Teachers, the greatest doctor of them all, Dr. Seuss, wrote, “To the world you may be one person, but to one person you may be the world.” You all mean the world to me and many others – parents and students alike. My heart breaks a little more each time I find another is leaving.
Dr. Wardynski, I would like to know just where the good is in all of these goodbyes.
What do you guys think about the exclusive use of computers in elementary grades?
Would you consider refusing to accept your child’s school computer next year?
I’d like to, but I wish it didn’t have to be an all or nothing deal. I like computers. I’m on one now, and often, but I wish kids were using more tactile learning (and I don’t mean their fingers touching the keyboard), at school.
I adored books as a child. I remember, and still LOVE the smell of a book’s pages, the feel of the paper (I always loved the glossy ones with colorful illustrations, the best), and burying my face into them, escaping my world for a while, and entering a new one. I can’t tell you how fervently I hoped that I would finally come across the right wardrobe to transport me to Narnia.

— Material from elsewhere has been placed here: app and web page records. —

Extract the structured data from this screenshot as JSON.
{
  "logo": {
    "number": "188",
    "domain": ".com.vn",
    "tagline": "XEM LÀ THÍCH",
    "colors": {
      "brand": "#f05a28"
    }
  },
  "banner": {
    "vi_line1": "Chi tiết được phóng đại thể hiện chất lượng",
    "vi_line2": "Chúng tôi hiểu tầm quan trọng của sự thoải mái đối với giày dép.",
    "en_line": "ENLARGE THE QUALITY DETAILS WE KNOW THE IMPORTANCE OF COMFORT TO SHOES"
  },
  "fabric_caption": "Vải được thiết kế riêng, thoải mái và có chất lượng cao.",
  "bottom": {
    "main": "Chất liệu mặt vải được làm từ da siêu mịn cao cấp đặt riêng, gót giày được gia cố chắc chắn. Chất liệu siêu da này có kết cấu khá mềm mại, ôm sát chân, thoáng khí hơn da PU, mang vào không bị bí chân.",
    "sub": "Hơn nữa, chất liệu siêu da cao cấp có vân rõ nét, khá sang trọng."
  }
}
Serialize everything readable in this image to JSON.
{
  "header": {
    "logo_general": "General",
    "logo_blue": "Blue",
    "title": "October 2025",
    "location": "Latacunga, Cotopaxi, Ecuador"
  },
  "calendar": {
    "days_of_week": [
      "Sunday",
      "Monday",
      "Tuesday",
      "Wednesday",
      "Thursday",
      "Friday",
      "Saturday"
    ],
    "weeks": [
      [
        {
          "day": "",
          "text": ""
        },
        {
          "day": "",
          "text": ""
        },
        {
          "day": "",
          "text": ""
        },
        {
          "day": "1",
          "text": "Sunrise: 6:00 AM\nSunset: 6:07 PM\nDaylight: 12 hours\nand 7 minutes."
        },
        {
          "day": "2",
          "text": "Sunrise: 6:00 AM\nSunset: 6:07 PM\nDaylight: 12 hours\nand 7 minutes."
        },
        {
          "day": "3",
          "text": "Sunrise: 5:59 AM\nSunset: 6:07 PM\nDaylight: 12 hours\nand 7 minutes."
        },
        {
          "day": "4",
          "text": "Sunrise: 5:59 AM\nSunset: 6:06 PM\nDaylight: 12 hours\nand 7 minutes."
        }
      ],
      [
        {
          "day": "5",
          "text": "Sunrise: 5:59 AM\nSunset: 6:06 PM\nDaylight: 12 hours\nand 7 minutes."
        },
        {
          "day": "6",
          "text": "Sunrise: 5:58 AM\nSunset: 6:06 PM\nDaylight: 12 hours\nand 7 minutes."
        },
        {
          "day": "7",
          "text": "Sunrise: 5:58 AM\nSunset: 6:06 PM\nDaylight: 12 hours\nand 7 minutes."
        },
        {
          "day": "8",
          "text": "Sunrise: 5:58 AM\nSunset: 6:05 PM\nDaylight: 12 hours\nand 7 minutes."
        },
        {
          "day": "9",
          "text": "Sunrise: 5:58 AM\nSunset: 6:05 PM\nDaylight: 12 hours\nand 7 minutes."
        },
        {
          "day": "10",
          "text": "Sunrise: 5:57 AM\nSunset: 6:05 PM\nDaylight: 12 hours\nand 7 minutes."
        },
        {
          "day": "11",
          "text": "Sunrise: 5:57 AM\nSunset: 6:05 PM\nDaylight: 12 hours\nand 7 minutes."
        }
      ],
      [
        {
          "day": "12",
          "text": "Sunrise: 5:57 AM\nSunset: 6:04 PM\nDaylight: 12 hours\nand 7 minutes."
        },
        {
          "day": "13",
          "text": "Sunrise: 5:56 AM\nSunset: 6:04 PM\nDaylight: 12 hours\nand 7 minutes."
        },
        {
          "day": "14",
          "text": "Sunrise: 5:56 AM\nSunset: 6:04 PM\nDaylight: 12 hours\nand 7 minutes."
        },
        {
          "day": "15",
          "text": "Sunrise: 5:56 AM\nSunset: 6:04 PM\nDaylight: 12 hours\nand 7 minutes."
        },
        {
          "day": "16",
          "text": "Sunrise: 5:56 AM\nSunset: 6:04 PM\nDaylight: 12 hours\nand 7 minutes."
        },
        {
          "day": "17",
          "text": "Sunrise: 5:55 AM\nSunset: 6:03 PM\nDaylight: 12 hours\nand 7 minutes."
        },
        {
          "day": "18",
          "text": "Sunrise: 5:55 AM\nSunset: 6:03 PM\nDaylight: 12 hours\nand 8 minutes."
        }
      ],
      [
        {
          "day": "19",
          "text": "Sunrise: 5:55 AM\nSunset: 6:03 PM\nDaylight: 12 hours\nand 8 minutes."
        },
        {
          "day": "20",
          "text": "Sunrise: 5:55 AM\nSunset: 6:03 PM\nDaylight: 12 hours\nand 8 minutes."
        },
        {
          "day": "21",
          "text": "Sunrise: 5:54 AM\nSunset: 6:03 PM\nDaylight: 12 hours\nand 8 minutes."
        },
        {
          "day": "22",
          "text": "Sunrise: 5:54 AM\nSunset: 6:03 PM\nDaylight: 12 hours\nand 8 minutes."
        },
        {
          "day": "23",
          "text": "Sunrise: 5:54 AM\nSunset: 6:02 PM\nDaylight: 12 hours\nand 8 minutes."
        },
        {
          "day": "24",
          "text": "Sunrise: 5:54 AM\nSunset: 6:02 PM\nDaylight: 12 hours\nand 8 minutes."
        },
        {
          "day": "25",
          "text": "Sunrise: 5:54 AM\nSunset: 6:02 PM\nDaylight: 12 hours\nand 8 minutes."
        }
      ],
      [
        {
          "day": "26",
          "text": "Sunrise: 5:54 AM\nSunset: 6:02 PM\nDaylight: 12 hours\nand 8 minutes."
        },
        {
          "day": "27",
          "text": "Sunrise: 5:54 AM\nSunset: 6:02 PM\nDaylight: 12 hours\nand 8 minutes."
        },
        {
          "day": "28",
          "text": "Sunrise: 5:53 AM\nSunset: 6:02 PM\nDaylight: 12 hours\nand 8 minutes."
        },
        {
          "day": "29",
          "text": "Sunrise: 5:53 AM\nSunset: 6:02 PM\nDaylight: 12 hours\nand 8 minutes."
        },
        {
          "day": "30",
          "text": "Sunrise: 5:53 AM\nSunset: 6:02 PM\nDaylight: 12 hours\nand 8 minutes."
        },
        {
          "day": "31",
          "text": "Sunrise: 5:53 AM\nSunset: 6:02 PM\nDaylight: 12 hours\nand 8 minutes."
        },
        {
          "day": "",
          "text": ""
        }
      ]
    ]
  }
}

I checked in every single one I came across.
I can still remember walking into the little, brown Bessie K Russell library on North Parkway (yes, I’m oldish), and walking out, biceps trembling, with a stack of books, that came up to my chin.
To me, there’s no cleaner, fresher, intoxicating smell, than a library.
We are discovering, now with more and more studies showing, that children learn better and perform better on tests, when using paper and pencil, rather than computers.
I love technology, and of course, use it every day, but I’m sad for my kids that they may not experience the joys of learning from a paper book at school…the joys of covering your books in brown craft paper or newspaper comics, (ok, yes! I know! I already admitted I’m oldish!) and just writing and doodling with a pencil! Remember drawing moustaches on the characters in your English book? (I’m sorry, Ms. Denson)
Do you think our kids love the smell of their plastic computers when they open them?
How do you all remember your books?
Do you think our children are experiencing the magic we did? They deserve to.